Also, not sure if it is just me, but when I viewed that page it was difficult to see the types because they off the edges of the viewport. Not related to the change, but wasn’t sure if that is a known bug.
Yeah, my personal experience in using this kind of feature has been mostly in JIRA. There are two cases that come up.
Internal Things: We typically want to convert something from one type to another because you don’t really care about maintaining the history of where it came from, since it is something you are already responsible for. This is often where you have a Story that you realize is too big, so you turn it into an epic.
External Things: We want the original maintained with a link for things that come in externally. So, if a user reports a bug, that comes in as a bug via an issue handler. We don’t want to change anything about that bug since that was how it was reported. Let’s say that it actually wasn’t a bug, but was a missing feature they expected. We’d copy the ticket into a story in the correct JIRA project, which would include a relation of “Duplicated From” back to the original, then modify the contents of the story. JIRA works with a much more narrow type of entities though, so i get that it is hard to address.
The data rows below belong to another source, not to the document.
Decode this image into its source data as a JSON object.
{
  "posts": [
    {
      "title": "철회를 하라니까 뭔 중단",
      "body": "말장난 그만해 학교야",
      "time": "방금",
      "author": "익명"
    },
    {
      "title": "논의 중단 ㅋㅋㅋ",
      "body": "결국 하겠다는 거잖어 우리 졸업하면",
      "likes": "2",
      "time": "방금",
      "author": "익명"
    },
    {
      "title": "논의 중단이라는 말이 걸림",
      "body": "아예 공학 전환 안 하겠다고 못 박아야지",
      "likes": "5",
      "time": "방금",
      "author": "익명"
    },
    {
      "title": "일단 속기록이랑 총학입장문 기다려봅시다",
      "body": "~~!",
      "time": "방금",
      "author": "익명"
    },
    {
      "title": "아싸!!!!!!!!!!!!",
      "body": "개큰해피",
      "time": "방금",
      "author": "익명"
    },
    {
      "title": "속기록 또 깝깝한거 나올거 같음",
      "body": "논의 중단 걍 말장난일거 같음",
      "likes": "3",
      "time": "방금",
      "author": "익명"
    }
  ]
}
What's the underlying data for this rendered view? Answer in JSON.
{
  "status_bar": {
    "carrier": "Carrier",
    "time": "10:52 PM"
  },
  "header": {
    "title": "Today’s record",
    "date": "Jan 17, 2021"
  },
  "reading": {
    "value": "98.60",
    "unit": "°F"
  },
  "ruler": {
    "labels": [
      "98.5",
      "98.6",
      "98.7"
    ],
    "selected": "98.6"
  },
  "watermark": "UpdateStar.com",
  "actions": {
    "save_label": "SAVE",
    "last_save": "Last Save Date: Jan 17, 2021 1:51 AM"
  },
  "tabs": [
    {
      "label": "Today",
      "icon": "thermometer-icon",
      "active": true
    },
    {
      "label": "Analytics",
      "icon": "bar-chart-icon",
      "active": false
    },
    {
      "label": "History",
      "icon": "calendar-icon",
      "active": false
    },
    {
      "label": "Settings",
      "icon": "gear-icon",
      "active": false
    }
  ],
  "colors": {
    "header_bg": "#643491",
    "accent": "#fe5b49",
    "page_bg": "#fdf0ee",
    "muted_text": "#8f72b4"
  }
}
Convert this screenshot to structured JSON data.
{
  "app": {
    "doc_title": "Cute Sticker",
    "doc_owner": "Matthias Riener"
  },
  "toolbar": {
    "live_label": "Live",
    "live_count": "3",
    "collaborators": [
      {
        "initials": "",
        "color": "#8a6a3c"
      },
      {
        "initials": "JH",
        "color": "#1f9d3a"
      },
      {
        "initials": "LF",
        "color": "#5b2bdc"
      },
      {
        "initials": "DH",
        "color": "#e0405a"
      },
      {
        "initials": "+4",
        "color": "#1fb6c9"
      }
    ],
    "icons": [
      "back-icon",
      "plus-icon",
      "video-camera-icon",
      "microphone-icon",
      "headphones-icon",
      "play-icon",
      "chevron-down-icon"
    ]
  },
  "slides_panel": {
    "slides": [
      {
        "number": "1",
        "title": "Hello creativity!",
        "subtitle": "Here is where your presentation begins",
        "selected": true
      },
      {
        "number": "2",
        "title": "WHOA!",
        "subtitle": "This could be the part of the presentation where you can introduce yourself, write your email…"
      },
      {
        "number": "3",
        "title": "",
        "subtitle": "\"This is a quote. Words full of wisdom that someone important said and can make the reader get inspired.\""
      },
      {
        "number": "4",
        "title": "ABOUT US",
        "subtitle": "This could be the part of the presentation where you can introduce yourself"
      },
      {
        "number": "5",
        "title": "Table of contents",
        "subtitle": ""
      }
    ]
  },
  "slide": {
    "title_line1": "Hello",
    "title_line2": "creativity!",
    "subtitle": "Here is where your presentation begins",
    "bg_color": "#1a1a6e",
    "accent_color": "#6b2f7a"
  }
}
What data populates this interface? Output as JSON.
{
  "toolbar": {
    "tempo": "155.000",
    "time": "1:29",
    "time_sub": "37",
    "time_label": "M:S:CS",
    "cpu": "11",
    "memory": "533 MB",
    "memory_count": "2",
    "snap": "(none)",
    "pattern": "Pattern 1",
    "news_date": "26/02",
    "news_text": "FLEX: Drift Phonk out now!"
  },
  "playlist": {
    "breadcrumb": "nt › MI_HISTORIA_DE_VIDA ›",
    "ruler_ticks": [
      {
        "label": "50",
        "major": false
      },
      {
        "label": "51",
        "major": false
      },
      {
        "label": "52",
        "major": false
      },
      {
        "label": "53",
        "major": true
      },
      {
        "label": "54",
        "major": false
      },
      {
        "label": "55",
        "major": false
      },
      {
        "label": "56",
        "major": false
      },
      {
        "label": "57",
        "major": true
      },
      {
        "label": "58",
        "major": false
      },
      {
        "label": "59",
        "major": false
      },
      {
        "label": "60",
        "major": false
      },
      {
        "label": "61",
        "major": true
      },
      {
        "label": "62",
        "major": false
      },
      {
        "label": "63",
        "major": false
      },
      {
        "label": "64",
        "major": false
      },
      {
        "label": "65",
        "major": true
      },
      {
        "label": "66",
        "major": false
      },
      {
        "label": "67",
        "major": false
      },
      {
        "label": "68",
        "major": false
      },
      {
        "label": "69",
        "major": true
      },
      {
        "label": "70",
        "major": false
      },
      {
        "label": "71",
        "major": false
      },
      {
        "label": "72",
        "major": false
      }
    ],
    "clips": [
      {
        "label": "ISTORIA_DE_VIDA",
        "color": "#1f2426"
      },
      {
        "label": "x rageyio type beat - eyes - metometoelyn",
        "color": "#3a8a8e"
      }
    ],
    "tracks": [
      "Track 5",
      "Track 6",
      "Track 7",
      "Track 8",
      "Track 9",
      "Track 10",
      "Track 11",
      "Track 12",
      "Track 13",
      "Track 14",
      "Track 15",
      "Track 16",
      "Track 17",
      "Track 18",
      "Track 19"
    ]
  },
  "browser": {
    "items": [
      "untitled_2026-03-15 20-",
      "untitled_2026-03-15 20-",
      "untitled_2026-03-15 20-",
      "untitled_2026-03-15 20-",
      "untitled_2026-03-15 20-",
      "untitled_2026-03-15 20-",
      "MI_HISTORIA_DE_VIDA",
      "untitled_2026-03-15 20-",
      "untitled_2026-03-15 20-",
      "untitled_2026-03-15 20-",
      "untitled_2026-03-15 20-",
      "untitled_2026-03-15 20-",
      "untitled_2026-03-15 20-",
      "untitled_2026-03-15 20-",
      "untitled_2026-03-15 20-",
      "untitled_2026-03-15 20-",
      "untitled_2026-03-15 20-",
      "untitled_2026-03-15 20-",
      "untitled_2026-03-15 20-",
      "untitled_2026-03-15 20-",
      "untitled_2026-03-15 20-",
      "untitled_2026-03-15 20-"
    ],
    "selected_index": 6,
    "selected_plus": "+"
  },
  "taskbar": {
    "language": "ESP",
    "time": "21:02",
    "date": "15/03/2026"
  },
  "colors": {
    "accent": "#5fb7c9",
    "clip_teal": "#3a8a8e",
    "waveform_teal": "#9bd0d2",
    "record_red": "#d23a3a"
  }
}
We then used automation to transition the original bug to done when the story was completed.
I do think a relation is super important for no other reason other than being able to clean things up, like transitioning the state of some originating entity based on the one it was converted into’s state. There is some potential to work around it with relations, but you’d end up having to define relationships that map entities based on rules for every combination of things you could convert between and you’d have to keep the names consistent.
To me this is something that should exist and most people would expect, but I think there are a bunch of other important things I’d care about ahead of it.
This is an annoyance I have overcome by moving the Apps into alignment, and gradually the bottom ones reappear. But agree the “App Map” you are talking about (this also needs a name in the Fibery vernacular) should not have this happen by default, or at least there should be info on how to fix it easier. This took me an age to figure out, and asked support to help, who didn’t actually know how to fix it, either!
This is a great feature though, and I’d like to plug again for a feature that would do the same automatically, but at the Type level. Would help solve some of the missing “auto-generating” whiteboard functionality, too:
…and wanted to respond separately re: these points:
Very glad to get that commentary! 100% I am somebody who expects traceability between the newly generated Entity, and originating one. It is very had to keep track of the origin of the new ones without this relationship as your Fibery instance starts to proliferate. One of the great benefits of Fibery is its near Roam-like ability to trace links between docs, Entities, etc. which is great for Augmenting Knowledge as the team is highly focused on now. So it’s puzzling to me why they would leave out such linking between an Entity that is created out of an existing one. For those that do know Roam, think about how this looks in Roam: you simply write “[[” and you create a new Page - the equivalent of Entity I think - from an existing one. The relationship is created, and Roam wouldn’t be Roam without this essential piece.
I have set up relations, and also my team takes care to make sure that if an Entity in our Fibery originates from another, we make a reference. I was really hoping not to have to do that manually anymore with this feature. so I consider it incomplete without the auto-linking of some sort.